**Task goal:**
Report each line below that carries the word "true".

**Data excerpts:**
· · · · · · ·

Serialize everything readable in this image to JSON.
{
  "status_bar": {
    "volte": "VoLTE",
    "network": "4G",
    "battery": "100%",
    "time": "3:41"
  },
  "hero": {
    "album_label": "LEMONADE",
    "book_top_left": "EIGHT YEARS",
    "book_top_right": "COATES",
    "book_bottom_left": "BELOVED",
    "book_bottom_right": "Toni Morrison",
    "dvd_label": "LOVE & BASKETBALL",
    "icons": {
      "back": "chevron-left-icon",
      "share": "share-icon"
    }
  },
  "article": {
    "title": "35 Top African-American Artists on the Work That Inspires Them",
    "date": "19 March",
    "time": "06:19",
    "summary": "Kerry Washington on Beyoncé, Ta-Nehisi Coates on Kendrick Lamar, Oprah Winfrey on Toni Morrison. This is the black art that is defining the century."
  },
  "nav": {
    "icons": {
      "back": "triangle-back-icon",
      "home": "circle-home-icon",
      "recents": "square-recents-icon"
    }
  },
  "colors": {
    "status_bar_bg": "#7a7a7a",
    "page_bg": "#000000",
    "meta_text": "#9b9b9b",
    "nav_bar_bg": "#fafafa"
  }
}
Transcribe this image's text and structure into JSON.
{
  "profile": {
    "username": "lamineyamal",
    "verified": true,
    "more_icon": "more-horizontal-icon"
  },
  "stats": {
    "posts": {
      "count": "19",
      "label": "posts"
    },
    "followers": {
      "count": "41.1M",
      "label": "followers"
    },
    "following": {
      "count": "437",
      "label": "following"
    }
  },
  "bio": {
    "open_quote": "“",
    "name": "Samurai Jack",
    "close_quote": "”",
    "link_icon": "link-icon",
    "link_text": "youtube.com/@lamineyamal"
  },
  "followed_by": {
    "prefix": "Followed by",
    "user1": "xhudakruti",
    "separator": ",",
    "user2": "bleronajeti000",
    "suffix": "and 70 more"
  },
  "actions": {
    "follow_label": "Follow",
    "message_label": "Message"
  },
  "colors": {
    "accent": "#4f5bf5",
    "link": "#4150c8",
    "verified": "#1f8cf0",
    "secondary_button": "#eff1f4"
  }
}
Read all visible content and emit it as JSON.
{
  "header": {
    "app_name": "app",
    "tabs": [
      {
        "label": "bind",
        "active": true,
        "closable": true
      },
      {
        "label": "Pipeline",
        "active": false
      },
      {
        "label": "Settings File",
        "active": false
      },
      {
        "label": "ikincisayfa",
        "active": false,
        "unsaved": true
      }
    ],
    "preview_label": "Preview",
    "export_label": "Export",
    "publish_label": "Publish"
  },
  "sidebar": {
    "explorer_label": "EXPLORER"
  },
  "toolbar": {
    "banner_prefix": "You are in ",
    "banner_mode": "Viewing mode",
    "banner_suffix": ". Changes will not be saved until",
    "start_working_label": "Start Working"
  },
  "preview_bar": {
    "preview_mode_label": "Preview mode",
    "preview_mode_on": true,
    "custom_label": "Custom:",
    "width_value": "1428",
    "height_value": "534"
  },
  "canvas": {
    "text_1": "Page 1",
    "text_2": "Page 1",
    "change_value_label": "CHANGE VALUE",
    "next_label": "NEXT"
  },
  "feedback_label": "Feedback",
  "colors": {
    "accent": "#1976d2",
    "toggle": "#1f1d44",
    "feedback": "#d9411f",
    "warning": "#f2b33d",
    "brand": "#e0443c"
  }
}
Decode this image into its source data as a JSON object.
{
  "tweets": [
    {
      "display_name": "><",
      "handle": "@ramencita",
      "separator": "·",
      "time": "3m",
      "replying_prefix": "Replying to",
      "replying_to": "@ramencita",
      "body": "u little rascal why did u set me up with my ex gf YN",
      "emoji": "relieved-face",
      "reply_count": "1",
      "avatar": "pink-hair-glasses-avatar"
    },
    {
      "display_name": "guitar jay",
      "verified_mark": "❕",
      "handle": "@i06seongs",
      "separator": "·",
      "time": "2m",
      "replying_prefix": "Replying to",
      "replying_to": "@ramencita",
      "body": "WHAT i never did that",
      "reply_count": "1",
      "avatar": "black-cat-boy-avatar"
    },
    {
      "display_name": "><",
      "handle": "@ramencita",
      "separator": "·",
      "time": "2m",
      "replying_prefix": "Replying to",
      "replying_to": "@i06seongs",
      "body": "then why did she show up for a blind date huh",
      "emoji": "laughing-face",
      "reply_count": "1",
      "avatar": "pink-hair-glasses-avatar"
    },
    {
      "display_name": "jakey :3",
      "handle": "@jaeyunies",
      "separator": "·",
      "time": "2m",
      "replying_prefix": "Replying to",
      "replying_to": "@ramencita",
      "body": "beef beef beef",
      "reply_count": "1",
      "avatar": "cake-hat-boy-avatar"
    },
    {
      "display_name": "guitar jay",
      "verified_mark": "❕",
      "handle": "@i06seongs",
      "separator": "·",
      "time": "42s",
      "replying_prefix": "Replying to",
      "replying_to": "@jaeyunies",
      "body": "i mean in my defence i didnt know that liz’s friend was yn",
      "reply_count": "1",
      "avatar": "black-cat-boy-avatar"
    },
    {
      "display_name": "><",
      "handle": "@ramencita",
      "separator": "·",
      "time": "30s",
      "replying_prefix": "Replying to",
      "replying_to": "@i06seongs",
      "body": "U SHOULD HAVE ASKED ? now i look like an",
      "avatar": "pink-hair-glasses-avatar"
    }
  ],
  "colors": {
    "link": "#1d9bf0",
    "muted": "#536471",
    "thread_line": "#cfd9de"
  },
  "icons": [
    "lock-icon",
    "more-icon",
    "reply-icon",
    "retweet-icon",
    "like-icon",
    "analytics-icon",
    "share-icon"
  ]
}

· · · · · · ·

**Answer to this task:**
    "verified": true,
        "active": true,
        "closable": true
        "unsaved": true
    "preview_mode_on": true,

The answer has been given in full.